In losing Ruth Bader Ginsburg, the United States lost a brilliant justice and trailblazing woman. Today, I look back on a United Airlines flight gone awry, which forced the late justice to rapidly evacuate down an emergency slide after her aircraft experienced engine trouble. I also look back on the justice herself.
An Emergency Evacuation For Ruth Bader Ginsburg On United Airlines
It was September 14, 2011 and the justice, then 78 years-old, was traveling on UA586, a Boeing 757, from Washington Dulles to San Francisco to speak at a legal conference at the University of California’s Hastings College of the Law. Prior to takeoff, a pilot noted smoke coming out of one of the engines and made the decision to evacuate the aircraft. Slides were deployed and all 179 passengers, including Ginsburg, were directed to quickly exit the aircraft. One passenger was injured, but Ginsburg was just fine. Already at that time she was battling pancreatic cancer and had recently undergone chemotherapy. Passengers were placed on another aircraft and the flight eventually departed several hours late.
Talk about a wake-up call!
Over the years, Ginsburg continued to travel on United. Here’s a picture a pilot shared with me from a flight last year:
My Thoughts On The Late Justice
If you’ve never watched On the Basis of Sex, a 2018 movie which chronicles the remarkable life of RBG, I strongly recommend it. Whatever your political persuasion, there is no denying that she was a tenacious, hard-working, sacrificial, woman who fought strongly for her conception of equal rights for women and others.
There’s such a tendency to put our partisan blinders on, especially during this time, but I stand in awe that Ginsburg was able to be a mother to her three-year-old child, attend law school, be a member of the law review, and essentially attend law school for her sick husband at the same time. Throughout her career, she pushed boundaries and broke glass ceilings, carefully crafting legal arguments to persuade skeptical judges and justices before joining the Supreme Court herself in 1993.

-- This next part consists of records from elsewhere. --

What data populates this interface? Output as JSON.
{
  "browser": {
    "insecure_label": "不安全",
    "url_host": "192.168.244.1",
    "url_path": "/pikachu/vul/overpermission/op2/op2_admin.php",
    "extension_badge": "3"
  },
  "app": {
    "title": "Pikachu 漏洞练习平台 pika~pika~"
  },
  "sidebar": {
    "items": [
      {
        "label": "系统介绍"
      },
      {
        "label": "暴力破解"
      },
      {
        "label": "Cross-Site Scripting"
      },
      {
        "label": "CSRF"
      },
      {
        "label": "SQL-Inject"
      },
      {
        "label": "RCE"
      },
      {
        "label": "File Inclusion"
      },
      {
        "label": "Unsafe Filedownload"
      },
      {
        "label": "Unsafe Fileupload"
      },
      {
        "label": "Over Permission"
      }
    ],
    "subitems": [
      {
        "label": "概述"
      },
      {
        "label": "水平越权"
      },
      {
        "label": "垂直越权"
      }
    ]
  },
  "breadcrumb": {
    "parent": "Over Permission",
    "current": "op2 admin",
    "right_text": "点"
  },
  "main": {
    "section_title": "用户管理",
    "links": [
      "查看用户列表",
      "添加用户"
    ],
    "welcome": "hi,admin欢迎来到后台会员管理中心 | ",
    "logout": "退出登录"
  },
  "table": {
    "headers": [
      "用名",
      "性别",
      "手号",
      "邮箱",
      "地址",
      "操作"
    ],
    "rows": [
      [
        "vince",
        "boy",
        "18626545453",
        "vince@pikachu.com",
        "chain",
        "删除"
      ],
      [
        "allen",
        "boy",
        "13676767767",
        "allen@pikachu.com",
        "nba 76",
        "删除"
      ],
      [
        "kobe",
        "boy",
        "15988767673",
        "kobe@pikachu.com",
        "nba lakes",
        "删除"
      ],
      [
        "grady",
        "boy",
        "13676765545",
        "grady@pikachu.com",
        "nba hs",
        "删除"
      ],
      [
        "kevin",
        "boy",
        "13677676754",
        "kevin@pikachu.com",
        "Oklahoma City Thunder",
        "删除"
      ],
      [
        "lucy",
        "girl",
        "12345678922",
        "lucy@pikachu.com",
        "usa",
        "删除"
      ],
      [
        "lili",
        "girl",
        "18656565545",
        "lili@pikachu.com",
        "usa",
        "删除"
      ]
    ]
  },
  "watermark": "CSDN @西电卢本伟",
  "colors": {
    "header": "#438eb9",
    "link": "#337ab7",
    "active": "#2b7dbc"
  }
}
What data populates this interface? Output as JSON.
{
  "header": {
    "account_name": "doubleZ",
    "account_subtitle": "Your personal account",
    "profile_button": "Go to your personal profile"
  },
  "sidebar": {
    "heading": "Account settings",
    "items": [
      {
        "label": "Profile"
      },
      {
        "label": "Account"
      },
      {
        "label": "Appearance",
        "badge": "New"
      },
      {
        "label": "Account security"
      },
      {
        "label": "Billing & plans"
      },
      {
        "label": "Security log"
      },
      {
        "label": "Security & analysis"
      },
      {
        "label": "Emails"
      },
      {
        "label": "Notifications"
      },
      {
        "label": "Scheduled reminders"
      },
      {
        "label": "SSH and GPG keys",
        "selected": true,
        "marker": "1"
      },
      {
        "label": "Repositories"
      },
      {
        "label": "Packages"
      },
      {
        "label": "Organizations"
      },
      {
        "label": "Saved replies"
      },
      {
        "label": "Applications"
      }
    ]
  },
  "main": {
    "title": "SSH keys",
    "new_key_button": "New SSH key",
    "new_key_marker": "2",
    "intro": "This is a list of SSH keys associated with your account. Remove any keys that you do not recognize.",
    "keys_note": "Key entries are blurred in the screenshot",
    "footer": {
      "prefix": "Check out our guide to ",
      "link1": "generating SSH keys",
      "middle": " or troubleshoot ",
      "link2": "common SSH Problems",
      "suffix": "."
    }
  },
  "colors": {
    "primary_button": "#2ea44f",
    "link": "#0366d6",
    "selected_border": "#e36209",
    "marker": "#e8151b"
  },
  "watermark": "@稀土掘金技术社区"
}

Appearing before the 7th Circuit Court of Appeals in 1971 in a case known as Sprogis v. United Airlines, Ginsburg argued that it was unlawful for United Airlines to discriminate against female flight attendants on the basis of marital status. At the time, United had a policy that female flight attendants had to be unmarried and remain unmarried while employed. The policy did not apply to men. Ginsburg successfully argued that such disparity violated Title VII of the Civil Rights Act of 1964. The court agreed and held the flight attendant was entitled to judgment as a matter of law (i.e. no need to even hear United’s side of the case).
Although seen as the liberal firebrand of the Court, she had a tender side as well, including a close personal relationship with the late Justice Antonin Scalia, who was at the opposite end of the spectrum on most major issues that came before the Court.
If you’re so inclined, listen to this obituary on RBG from NPR’s Nina Totenberg:
Ginsburg was a legal giant and a trailblazer. While her death sets up which may be the most contentious battle to fill a Supreme Court seat in U.S. history, today I hope that all of us, even those who disagreed with her judicial philosophy, will take a moment to recognize what an impact Ginsburg has had on the American judiciary and indeed on everyday life, including flight attendants, some of whom are still flying today thanks to Ginsburg’s labor.